Read the data, and whenever a line holds the word "name", report that line.
═══ Data records ═══
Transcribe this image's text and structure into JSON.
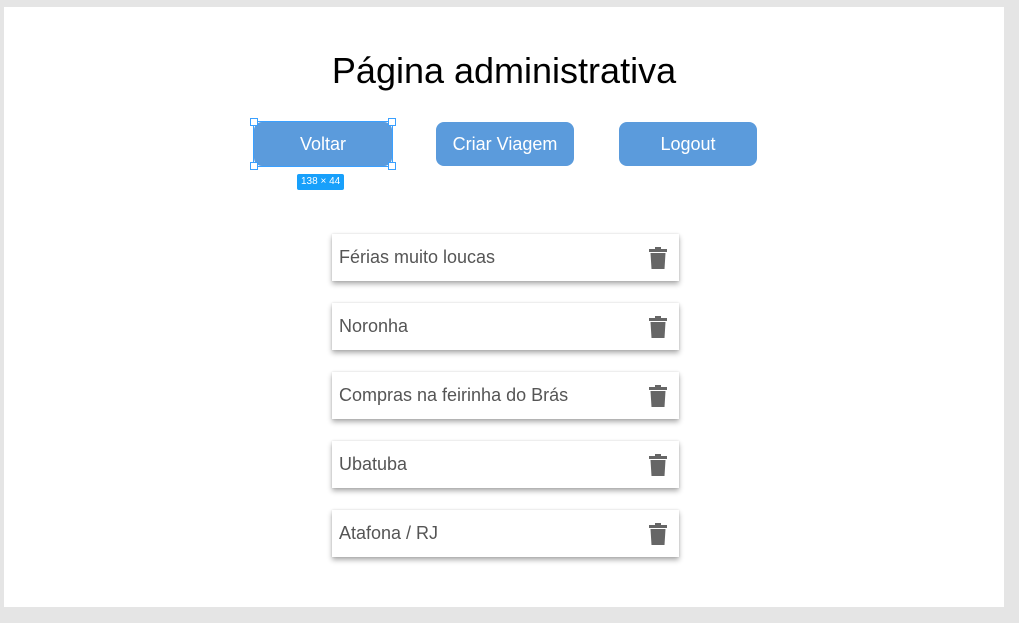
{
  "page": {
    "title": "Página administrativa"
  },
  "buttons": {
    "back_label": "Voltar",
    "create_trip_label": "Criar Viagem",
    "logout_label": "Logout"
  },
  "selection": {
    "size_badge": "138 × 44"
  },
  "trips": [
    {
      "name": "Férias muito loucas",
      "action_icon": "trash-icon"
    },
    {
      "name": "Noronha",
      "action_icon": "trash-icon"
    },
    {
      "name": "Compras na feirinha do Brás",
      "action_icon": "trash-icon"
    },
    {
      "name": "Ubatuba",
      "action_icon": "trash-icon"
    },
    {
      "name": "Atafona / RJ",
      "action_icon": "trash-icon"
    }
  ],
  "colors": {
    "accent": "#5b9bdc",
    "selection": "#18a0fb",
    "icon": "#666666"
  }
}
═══
» Answer section:
      "name": "Férias muito loucas",
      "name": "Noronha",
      "name": "Compras na feirinha do Brás",
      "name": "Ubatuba",
      "name": "Atafona / RJ",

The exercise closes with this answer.